All About Skimmers

Last summer, financial institutions throughout Texas started reporting a sudden increase in attacks involving well-orchestrated teams that would show up at night, use stolen trucks and heavy chains to rip Automated Teller Machines (ATMs) out of their foundations, and make off with the cash boxes inside. Now it appears the crime — known variously as “ATM smash-and-grab” and “chain gang” attacks — is rapidly increasing in other states.

Read More Spike in “Chain Gang” Destructive Attacks on ATMs

In 2015, police departments worldwide started finding ATMs compromised with advanced new “shimming” devices made to clone data from chip card transactions. Authorities in the United States and abroad had seized many of these shimmers, but for years couldn’t decrypt the data on the devices. This is a story of ingenuity and happenstance, and how one former Secret Service agent helped crack a code that revealed the contours of a global organized crime ring.

Read More How Cyber Sleuths Cracked an ATM Shimmer Gang

Easily the most sophisticated skimming devices made for hacking terminals at retail self-checkout lanes are a new breed of PIN pad overlay combined with a flexible, paper-thin device that fits inside the terminal’s chip reader slot. What enables these skimmers to be so slim? They draw their power from the low-voltage current that gets triggered when a chip-based card is inserted. As a result, they do not require external batteries, and can remain in operation indefinitely.

Read More Checkout Skimmers Powered by Chip Cards

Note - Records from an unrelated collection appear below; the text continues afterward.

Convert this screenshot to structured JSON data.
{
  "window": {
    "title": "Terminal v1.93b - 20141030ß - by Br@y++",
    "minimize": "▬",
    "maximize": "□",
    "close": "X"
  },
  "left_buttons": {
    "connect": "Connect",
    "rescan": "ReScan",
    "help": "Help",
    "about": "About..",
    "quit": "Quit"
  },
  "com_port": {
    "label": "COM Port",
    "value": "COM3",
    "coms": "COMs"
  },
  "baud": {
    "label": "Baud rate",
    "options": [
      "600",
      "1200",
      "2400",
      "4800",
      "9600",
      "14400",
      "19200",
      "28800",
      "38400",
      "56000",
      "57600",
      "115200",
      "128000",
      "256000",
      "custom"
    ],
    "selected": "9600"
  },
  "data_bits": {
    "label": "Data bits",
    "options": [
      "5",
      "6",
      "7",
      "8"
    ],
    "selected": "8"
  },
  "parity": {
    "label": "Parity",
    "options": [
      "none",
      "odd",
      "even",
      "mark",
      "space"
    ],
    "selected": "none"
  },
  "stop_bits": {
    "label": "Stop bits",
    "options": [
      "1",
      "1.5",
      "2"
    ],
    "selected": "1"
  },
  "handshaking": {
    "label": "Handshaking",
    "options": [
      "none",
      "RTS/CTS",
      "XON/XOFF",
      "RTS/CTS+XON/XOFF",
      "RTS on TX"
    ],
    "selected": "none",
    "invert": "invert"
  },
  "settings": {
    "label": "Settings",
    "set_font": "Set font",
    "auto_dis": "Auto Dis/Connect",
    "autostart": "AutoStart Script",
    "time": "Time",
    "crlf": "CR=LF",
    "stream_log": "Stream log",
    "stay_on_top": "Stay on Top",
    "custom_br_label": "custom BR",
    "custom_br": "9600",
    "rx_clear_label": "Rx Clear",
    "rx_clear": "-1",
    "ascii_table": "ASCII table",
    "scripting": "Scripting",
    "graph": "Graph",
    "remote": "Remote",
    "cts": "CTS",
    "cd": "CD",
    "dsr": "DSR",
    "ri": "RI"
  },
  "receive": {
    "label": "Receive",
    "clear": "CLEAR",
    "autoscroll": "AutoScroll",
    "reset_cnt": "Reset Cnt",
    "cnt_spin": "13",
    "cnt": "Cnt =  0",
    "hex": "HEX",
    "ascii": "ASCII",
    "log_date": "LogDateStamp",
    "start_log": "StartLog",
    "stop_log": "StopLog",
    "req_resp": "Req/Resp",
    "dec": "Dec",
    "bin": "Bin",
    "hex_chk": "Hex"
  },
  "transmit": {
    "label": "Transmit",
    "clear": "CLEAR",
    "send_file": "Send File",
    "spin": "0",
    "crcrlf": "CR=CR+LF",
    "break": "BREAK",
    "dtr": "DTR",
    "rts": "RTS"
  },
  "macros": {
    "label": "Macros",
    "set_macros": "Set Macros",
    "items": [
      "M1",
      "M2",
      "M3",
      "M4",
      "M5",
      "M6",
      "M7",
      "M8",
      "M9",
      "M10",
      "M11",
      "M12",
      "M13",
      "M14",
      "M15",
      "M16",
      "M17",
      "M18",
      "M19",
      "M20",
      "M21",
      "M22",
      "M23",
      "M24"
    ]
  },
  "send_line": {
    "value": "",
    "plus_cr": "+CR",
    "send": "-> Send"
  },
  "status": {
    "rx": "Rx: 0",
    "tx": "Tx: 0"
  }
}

The leader of Mexico’s Green Party has been removed from office following allegations that he received money from a Romanian ATM skimmer gang that stole hundreds of millions of dollars from tourists visiting Mexico’s top tourist destinations over the past five years. The scandal is the latest fallout stemming from a three-part investigation into the organized crime group by KrebsOnSecurity in 2015.

Read More Mexican Politician Removed Over Alleged Ties to Romanian ATM Skimmer Gang

As a total sucker for anything skimming-related, I was interested to hear from a reader working security for a retail chain in the United States that recently found bluetooth-enabled skimming devices placed over top of payment card terminals at several stores. Interestingly, these skimmers interfered with the terminal’s ability to read chip-based cards, forcing customers to swipe the stripe instead.

Read More Bluetooth Overlay Skimmer That Blocks Chip